Though I normally photograph people, events, public relations and other types of corporate photography, it was fun and interesting to exercise my photography skills with David’s artwork. And it was great working with David. If you’d like to see more of David’s artwork, you can find him here: Fabulous Intentions Glass

headshots for the professional in chicago

First impressions matter, especially in the online world. Most people won’t admit it, but we are quick to form an opinion about a person based on the picture he or she uses.

Your image is your personal brand. As such, it is important to have the right picture that will make you look like a professional, confident, and credible person. If you already have an awesome headshot on your LinkedIn profile or website, that’s excellent, but make sure that you update it every year or two.

Here are 3 reasons you need an updated professional headshot.

Optimize your online presence

People who are considering doing business with you will do a quick Google search about you. They want to make sure that the person they’ll be dealing with is professional and reliable.

Every time you upload a photo of yourself, it comes up on a Google search. By updating your photo every now and then, you are getting more pictures of yourself out there. This will help you build a professional brand and presence.

Look modern and professional

When you were just starting out, you probably used a photo that was taken by a friend as your profile photo. It may not have been a big deal back then, but now that your business is growing, you want a good quality photo that gives people the message that you’re a professional.

Using an outdated photo has the potential to make people think that you, yourself are outdated or out of touch.   An updated headshot will look more modern and professional and will appeal to most customers.

Provide an accurate portrait of yourself

Experts recommend updating your professional headshot once a year. This is especially true for women, who may change hairstyle and color more frequently. Most people will do a quick search of the person they’re going to do business with. You want to make sure that the photo reflects your current age, looks, and abilities.

If you want people think of you as an expert in your field, do not use a picture of your 22-year old self. If you do, you may lose credibility in their eyes.

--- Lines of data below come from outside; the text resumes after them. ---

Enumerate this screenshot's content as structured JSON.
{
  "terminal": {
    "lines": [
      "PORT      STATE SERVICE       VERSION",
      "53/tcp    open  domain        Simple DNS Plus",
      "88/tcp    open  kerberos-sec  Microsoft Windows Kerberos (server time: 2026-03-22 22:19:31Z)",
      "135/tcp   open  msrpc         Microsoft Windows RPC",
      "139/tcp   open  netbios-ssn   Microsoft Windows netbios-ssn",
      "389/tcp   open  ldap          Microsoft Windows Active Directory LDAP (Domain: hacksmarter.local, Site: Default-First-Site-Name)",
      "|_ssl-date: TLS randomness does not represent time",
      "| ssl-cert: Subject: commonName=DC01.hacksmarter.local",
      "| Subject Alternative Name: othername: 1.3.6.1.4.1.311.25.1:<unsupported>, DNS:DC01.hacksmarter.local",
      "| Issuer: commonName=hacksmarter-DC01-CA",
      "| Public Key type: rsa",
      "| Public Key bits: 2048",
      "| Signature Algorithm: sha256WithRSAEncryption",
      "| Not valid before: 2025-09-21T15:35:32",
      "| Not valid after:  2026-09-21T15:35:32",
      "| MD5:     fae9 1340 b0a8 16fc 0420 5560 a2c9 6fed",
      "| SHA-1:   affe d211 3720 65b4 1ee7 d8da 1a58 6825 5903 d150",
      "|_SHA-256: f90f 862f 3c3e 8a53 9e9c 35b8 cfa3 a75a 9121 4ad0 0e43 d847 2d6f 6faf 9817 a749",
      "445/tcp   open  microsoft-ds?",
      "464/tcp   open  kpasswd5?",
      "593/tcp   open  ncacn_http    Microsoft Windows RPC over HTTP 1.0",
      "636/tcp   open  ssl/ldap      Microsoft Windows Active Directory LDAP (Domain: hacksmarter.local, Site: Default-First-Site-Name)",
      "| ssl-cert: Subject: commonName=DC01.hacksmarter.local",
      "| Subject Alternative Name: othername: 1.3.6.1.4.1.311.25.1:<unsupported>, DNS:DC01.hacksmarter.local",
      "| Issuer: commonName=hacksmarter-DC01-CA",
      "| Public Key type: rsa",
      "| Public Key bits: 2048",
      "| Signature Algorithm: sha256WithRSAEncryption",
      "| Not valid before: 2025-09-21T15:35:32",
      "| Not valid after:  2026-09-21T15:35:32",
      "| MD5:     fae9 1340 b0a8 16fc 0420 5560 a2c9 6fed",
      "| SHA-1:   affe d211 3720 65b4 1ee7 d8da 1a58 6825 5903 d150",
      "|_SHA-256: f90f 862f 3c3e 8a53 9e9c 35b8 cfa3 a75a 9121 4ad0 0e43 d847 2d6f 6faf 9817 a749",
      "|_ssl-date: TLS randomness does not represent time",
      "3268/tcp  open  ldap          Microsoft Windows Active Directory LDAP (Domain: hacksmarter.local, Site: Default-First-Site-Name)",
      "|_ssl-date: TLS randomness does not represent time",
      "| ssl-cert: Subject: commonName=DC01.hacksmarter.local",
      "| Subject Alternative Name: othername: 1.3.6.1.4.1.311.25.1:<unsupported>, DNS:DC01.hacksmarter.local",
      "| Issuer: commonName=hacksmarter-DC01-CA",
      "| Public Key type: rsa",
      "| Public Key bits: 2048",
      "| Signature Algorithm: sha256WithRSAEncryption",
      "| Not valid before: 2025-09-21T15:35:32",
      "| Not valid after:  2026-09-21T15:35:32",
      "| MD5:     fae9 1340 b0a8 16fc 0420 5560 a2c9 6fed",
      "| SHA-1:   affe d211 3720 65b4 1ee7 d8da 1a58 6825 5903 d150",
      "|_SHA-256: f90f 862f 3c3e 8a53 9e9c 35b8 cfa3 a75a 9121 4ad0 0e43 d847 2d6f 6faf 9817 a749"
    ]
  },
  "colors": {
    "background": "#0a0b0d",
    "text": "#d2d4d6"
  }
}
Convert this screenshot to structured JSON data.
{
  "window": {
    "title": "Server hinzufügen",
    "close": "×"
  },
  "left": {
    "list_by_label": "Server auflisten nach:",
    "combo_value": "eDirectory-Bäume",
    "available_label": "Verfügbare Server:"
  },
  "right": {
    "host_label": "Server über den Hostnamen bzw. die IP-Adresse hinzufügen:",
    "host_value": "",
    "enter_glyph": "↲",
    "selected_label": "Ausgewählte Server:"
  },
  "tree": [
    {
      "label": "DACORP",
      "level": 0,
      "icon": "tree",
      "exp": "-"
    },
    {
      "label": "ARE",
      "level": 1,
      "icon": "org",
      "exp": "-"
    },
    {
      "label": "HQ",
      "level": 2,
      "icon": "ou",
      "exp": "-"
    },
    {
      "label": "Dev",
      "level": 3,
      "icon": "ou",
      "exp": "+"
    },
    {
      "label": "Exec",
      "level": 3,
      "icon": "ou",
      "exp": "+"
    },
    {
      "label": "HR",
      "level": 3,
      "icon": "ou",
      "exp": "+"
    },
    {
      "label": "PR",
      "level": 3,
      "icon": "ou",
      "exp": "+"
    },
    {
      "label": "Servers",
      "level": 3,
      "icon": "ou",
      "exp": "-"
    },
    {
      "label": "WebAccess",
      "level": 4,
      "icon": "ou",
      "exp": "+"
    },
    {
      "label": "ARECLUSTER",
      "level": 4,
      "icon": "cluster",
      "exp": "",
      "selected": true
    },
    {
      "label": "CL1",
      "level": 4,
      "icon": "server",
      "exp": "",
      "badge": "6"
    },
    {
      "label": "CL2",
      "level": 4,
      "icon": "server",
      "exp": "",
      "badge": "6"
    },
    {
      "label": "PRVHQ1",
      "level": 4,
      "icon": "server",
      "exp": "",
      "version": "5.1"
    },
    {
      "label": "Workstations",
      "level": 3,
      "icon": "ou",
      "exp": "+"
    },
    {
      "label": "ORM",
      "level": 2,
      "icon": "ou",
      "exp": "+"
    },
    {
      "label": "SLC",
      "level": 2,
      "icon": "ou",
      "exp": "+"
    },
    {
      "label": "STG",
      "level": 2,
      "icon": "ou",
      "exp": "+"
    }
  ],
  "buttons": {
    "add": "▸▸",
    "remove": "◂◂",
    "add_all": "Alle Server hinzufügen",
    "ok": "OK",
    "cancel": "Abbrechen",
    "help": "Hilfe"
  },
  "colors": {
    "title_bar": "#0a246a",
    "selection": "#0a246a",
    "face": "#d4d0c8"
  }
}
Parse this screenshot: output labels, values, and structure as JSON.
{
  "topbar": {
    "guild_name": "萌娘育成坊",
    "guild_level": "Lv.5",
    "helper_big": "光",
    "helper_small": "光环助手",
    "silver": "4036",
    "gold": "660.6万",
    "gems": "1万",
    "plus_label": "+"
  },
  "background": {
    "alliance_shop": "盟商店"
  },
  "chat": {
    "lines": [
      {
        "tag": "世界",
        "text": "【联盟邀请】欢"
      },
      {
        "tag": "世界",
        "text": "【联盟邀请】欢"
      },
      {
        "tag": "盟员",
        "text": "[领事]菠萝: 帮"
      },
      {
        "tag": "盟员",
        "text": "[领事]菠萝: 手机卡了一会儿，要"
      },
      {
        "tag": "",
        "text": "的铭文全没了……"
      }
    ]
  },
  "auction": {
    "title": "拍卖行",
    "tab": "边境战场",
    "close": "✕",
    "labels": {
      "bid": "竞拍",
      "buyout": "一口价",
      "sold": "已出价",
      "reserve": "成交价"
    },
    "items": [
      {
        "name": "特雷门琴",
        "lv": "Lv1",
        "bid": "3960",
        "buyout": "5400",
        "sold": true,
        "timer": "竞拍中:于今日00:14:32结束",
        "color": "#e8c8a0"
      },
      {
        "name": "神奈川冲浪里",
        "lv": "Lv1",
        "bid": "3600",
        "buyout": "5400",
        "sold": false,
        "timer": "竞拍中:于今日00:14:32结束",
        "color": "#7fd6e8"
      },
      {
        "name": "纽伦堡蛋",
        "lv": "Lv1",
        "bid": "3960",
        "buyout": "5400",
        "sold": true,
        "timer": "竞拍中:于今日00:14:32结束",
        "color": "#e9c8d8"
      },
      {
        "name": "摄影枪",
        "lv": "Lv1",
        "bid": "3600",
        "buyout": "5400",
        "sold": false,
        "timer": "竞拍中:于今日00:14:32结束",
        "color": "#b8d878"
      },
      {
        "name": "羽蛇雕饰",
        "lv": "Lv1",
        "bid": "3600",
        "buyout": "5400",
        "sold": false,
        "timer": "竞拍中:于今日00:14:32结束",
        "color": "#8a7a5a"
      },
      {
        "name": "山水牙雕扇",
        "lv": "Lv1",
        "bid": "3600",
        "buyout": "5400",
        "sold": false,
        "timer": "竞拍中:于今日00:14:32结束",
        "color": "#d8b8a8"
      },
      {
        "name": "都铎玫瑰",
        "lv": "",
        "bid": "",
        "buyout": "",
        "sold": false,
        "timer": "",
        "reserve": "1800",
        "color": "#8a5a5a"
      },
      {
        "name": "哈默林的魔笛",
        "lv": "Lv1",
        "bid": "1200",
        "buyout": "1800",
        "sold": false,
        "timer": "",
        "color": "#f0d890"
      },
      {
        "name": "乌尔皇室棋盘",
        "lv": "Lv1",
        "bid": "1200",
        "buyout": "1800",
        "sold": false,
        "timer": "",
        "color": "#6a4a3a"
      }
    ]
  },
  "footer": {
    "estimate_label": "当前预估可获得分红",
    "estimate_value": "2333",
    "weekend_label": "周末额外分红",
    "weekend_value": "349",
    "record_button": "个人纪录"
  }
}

For the highest quality headshots, call G. Thomas Ward Photography in Chicago. Besides doing headshots, Gary also does event and other promotional photography and corporate video. Please feel free to contact us to learn more about our photography and video services.